Are community colleges inappropriately allowing or encouraging millions of students to take out student loans for remedial courses?
No, it\’s not millions of students. The number is effectively unknown.
—“Effectively unknown” is disingenuous, as the exact numbers of most things are effectively unknown. On the other hand, “not millions of students” is flat out wrong.
Let’s do the math here to show that “millions of students” is fair to say.
Fact: there are over 20,000,000 college students.
I don’t have an exact number, of course, but let’s say 9,000,000. It is almost certainly more, since my links are a little dated.
Hmm, more than half of 9,000,000…how does this not translate into the millions?

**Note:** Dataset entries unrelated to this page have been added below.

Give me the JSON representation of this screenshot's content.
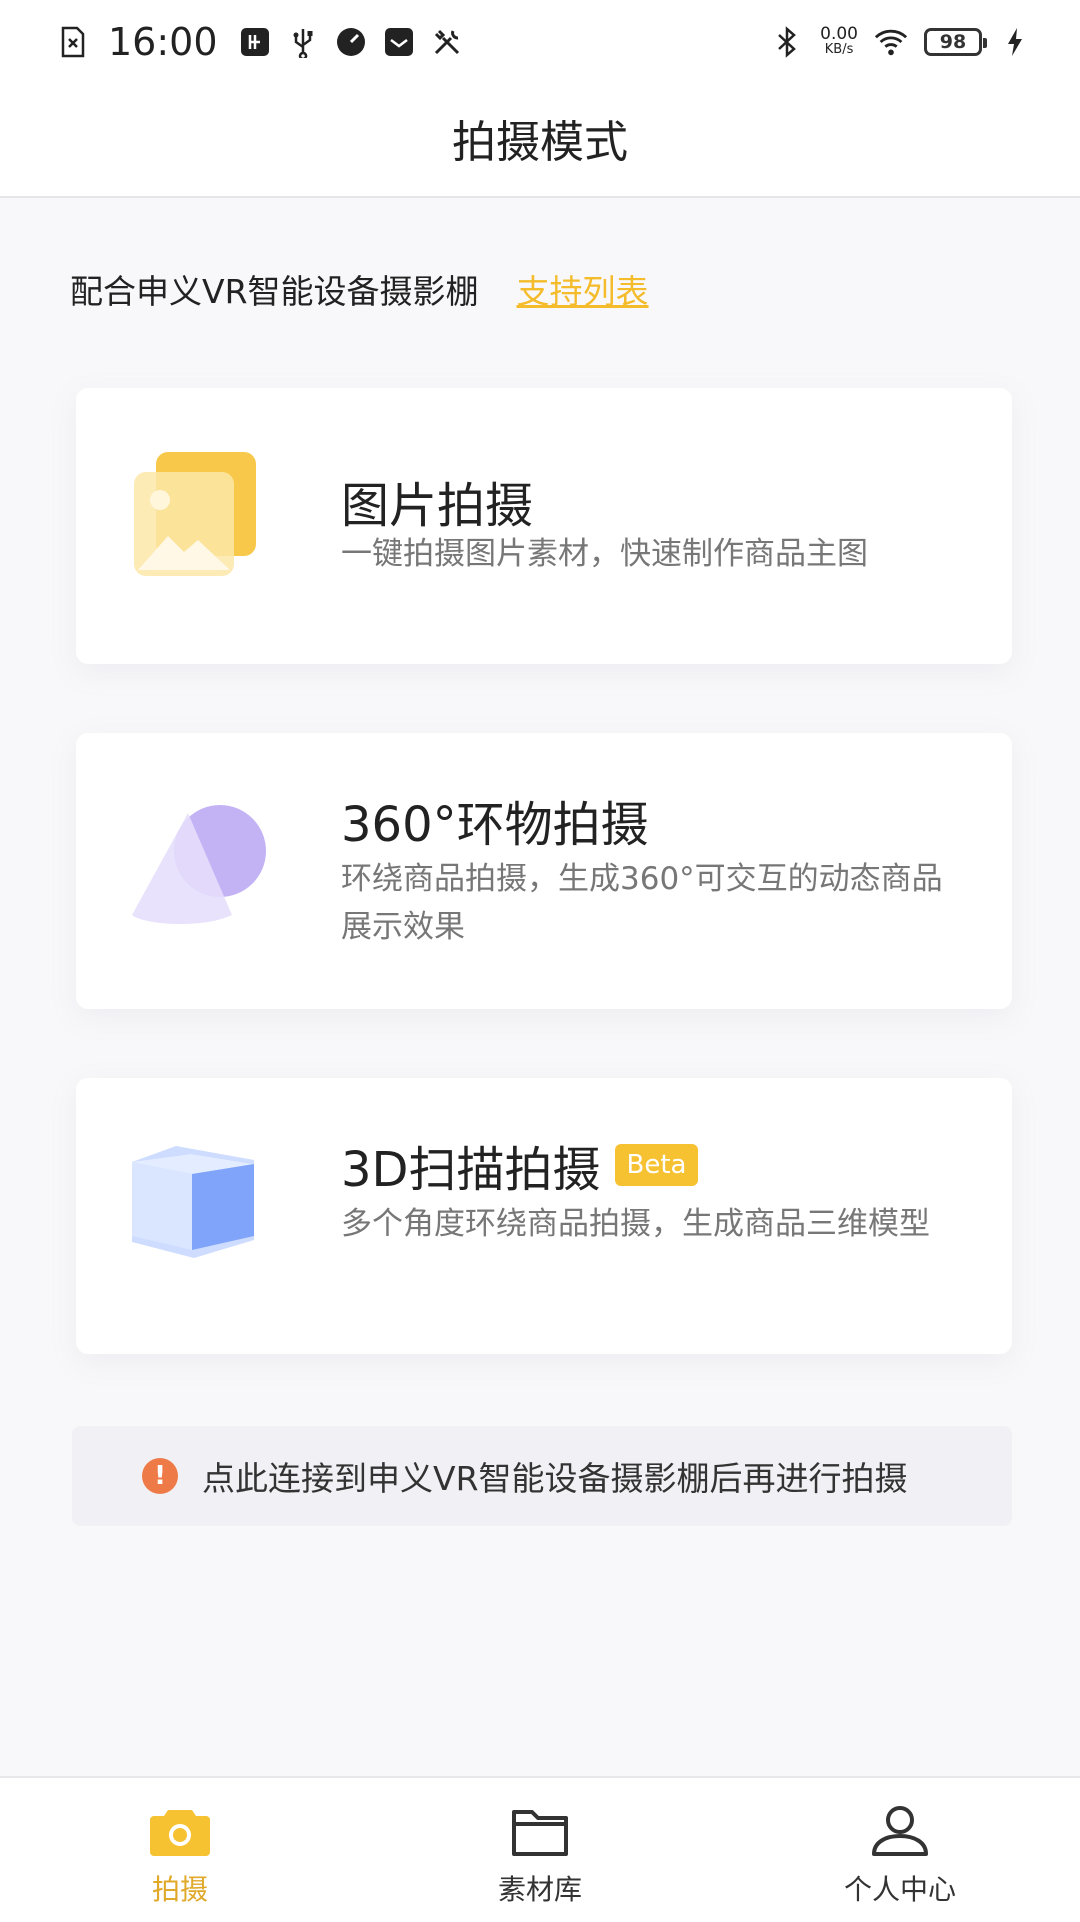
{
  "status_bar": {
    "time": "16:00",
    "net_speed": "0.00",
    "net_unit": "KB/s",
    "battery": "98"
  },
  "header": {
    "title": "拍摄模式"
  },
  "intro": {
    "text": "配合申义VR智能设备摄影棚",
    "link": "支持列表"
  },
  "modes": [
    {
      "title": "图片拍摄",
      "desc": "一键拍摄图片素材，快速制作商品主图"
    },
    {
      "title": "360°环物拍摄",
      "desc": "环绕商品拍摄，生成360°可交互的动态商品展示效果"
    },
    {
      "title": "3D扫描拍摄",
      "badge": "Beta",
      "desc": "多个角度环绕商品拍摄，生成商品三维模型"
    }
  ],
  "notice": {
    "text": "点此连接到申义VR智能设备摄影棚后再进行拍摄",
    "icon": "!"
  },
  "bottom_nav": [
    {
      "label": "拍摄",
      "active": true
    },
    {
      "label": "素材库",
      "active": false
    },
    {
      "label": "个人中心",
      "active": false
    }
  ],
  "colors": {
    "accent": "#f4bb2a",
    "beta_badge": "#f6c232",
    "warning": "#ee7a47",
    "active_tab": "#e0a92a"
  }
}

While some of remedial work is at the ninth grade level, most is below that level, as I’ve shown, many times, in earlier posts. Even if you call it 9th grade, that still means these students are four years away from college level work…realistically, it isn’t going to happen even if the loan money lasts that long (it doesn’t), although the debts the students incur are real, and the fat salaries that administrators get for screwing these people are very real.
I’ve said it many times before, but I may as well toss in one more fact:

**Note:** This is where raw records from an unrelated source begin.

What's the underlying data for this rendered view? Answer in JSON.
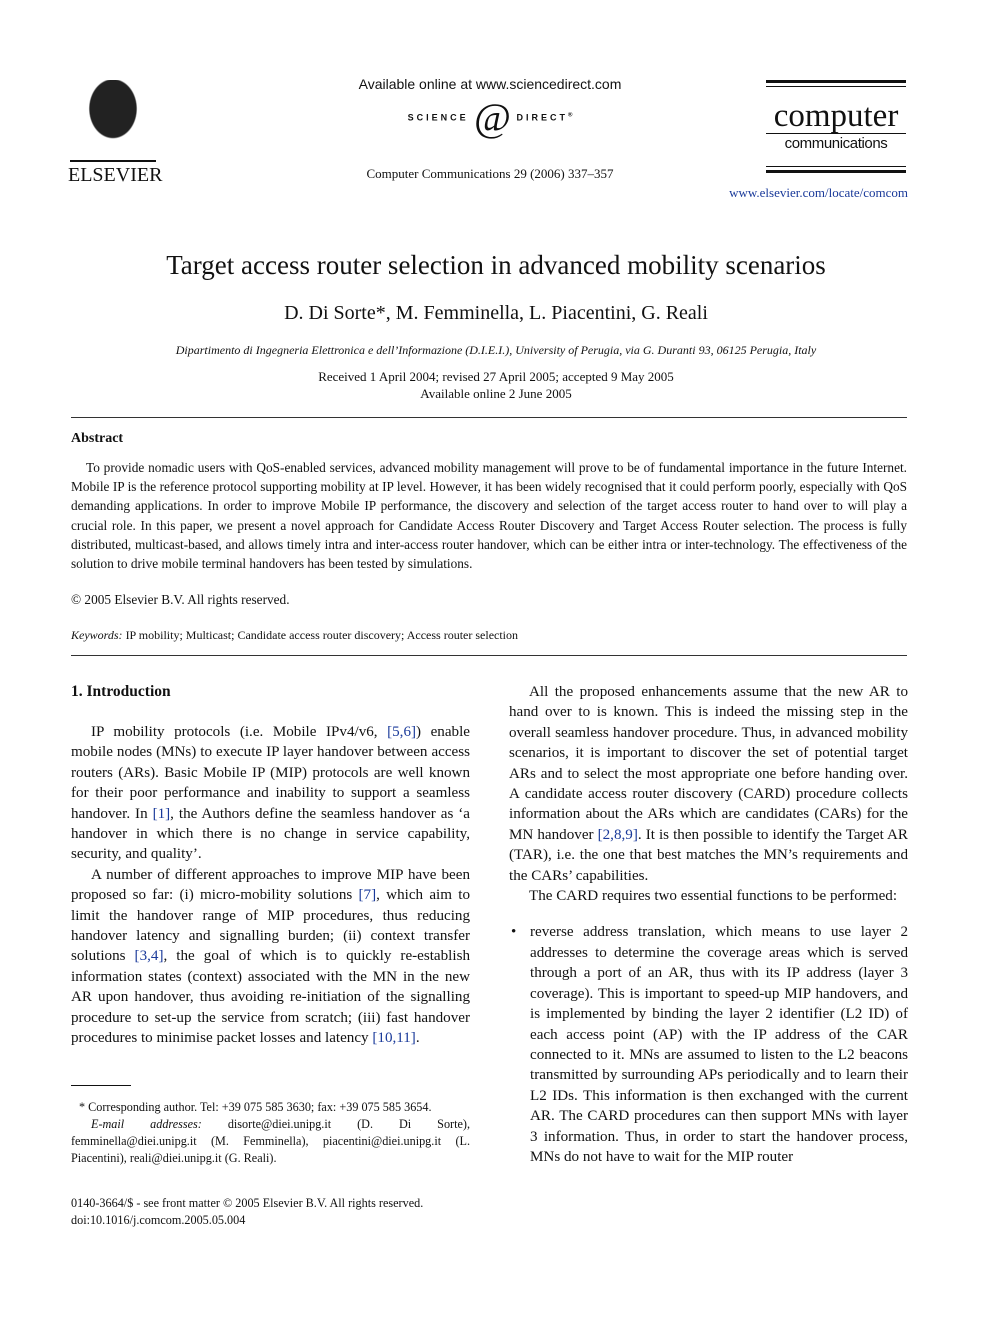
{
  "header": {
    "publisher_logo": {
      "icon": "elsevier-tree-icon",
      "wordmark": "ELSEVIER"
    },
    "available_online": "Available online at www.sciencedirect.com",
    "sciencedirect_logo": {
      "left": "SCIENCE",
      "at": "@",
      "right": "DIRECT",
      "tm": "®"
    },
    "journal_ref": "Computer Communications 29 (2006) 337–357",
    "journal_logo": {
      "line1": "computer",
      "line2": "communications"
    },
    "journal_url": "www.elsevier.com/locate/comcom"
  },
  "article": {
    "title": "Target access router selection in advanced mobility scenarios",
    "authors": "D. Di Sorte*, M. Femminella, L. Piacentini, G. Reali",
    "affiliation": "Dipartimento di Ingegneria Elettronica e dell’Informazione (D.I.E.I.), University of Perugia, via G. Duranti 93, 06125 Perugia, Italy",
    "received": "Received 1 April 2004; revised 27 April 2005; accepted 9 May 2005",
    "available": "Available online 2 June 2005"
  },
  "abstract": {
    "heading": "Abstract",
    "body": "To provide nomadic users with QoS-enabled services, advanced mobility management will prove to be of fundamental importance in the future Internet. Mobile IP is the reference protocol supporting mobility at IP level. However, it has been widely recognised that it could perform poorly, especially with QoS demanding applications. In order to improve Mobile IP performance, the discovery and selection of the target access router to hand over to will play a crucial role. In this paper, we present a novel approach for Candidate Access Router Discovery and Target Access Router selection. The process is fully distributed, multicast-based, and allows timely intra and inter-access router handover, which can be either intra or inter-technology. The effectiveness of the solution to drive mobile terminal handovers has been tested by simulations.",
    "copyright": "© 2005 Elsevier B.V. All rights reserved.",
    "keywords_label": "Keywords:",
    "keywords": "IP mobility; Multicast; Candidate access router discovery; Access router selection"
  },
  "intro": {
    "heading": "1. Introduction",
    "p1": {
      "a": "IP mobility protocols (i.e. Mobile IPv4/v6, ",
      "ref1": "[5,6]",
      "b": ") enable mobile nodes (MNs) to execute IP layer handover between access routers (ARs). Basic Mobile IP (MIP) protocols are well known for their poor performance and inability to support a seamless handover. In ",
      "ref2": "[1]",
      "c": ", the Authors define the seamless handover as ‘a handover in which there is no change in service capability, security, and quality’."
    },
    "p2": {
      "a": "A number of different approaches to improve MIP have been proposed so far: (i) micro-mobility solutions ",
      "ref1": "[7]",
      "b": ", which aim to limit the handover range of MIP procedures, thus reducing handover latency and signalling burden; (ii) context transfer solutions ",
      "ref2": "[3,4]",
      "c": ", the goal of which is to quickly re-establish information states (context) associated with the MN in the new AR upon handover, thus avoiding re-initiation of the signalling procedure to set-up the service from scratch; (iii) fast handover procedures to minimise packet losses and latency ",
      "ref3": "[10,11]",
      "d": "."
    },
    "p3": {
      "a": "All the proposed enhancements assume that the new AR to hand over to is known. This is indeed the missing step in the overall seamless handover procedure. Thus, in advanced mobility scenarios, it is important to discover the set of potential target ARs and to select the most appropriate one before handing over. A candidate access router discovery (CARD) procedure collects information about the ARs which are candidates (CARs) for the MN handover ",
      "ref1": "[2,8,9]",
      "b": ". It is then possible to identify the Target AR (TAR), i.e. the one that best matches the MN’s requirements and the CARs’ capabilities."
    },
    "p4": "The CARD requires two essential functions to be performed:",
    "bullets": [
      "reverse address translation, which means to use layer 2 addresses to determine the coverage areas which is served through a port of an AR, thus with its IP address (layer 3 coverage). This is important to speed-up MIP handovers, and is implemented by binding the layer 2 identifier (L2 ID) of each access point (AP) with the IP address of the CAR connected to it. MNs are assumed to listen to the L2 beacons transmitted by surrounding APs periodically and to learn their L2 IDs. This information is then exchanged with the current AR. The CARD procedures can then support MNs with layer 3 information. Thus, in order to start the handover process, MNs do not have to wait for the MIP router"
    ],
    "bullet_glyph": "•"
  },
  "footnotes": {
    "corresponding": "* Corresponding author. Tel: +39 075 585 3630; fax: +39 075 585 3654.",
    "email_label": "E-mail addresses:",
    "emails": "disorte@diei.unipg.it (D. Di Sorte), femminella@diei.unipg.it (M. Femminella), piacentini@diei.unipg.it (L. Piacentini), reali@diei.unipg.it (G. Reali).",
    "issn": "0140-3664/$ - see front matter © 2005 Elsevier B.V. All rights reserved.",
    "doi": "doi:10.1016/j.comcom.2005.05.004"
  }
}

Fact: Over 90% of remedial students will fail to get any sort of degree within 3 years of entering community college. That statistic includes 2 year degrees.
Let’s summarize: community colleges break the law by offering coursework suitable for a small child in a typical public school (and, let’s face it, the public schools have no reputation for offering challenging coursework). Breaking the law isn’t per se bad in our currently insane American system of laws, but putting people into a system of perpetual debt, and wasting years of their lives, for basically nothing IS bad.
Community college administrators say they’re helping people pursue higher education, but they’re lying, and they know they’re lying…that’s bad too.
Above, I’ve only talked about the math courses that are taught at the sub-9th grade level. It is unarguable that these math courses are sub-9th grade, since the content of these math courses is identical to mathematical material taught in the public schools.
What’s going on in community college is much worse than that. Community colleges offer a host of marginal courses, containing minimal work that any child can do. Heck, to call the work “minimal” is an exaggeration.
Registrar, at a policy change meeting: “Due to a glitch, a number of students in various courses were enrolled in courses accidentally. They didn’t know they were in the course, so never showed up for class or did assignments, and didn’t know what was going on until they received their report card. We need to change the policy to allow students to drop late, for this reason.”
Me: “Of these students that did absolutely nothing, about how many failed?”
Registrar: “2/3rds failed. The rest got A’s, but complained because it cut into their loan disbursements.”
Me: “To be clear, 1/3 of the students that literally did absolutely nothing still got an A for their coursework?”
–I repeat this story, as it’s eyewitness testimony of clear evidence that around 1/3 of the coursework on that campus was utterly and completely bogus. Yes, I know, I could just as easily cite a book saying as much.
Because administrators punish teachers that put content in their courses, many college courses have no actual requirements, no reading, no writing, no anything. Do I really need to enroll a 6 year old in such a course, and have that child pass, to demonstrate that the course isn’t at the 9th grade level? There’s a reason why studies have found what goes on in community college is unhinged from the coursework they say they’re doing.
Study after study, book after book, report after report…even a casual look reveals massive festering fraud and corruption at community colleges, we don’t need a TV show to know community colleges are, all too often, a complete joke. A joke is one thing, but community college is also a lawbreaking fraud that’s sucking massive amounts of taxpayer dollars.
How long until people realize the scam here? People complain when crack houses stay operational for months, but there are community colleges, scoffing the law every bit as much as a crack house, that have stayed in operation for ten years or more. What will it take to get these places boarded up?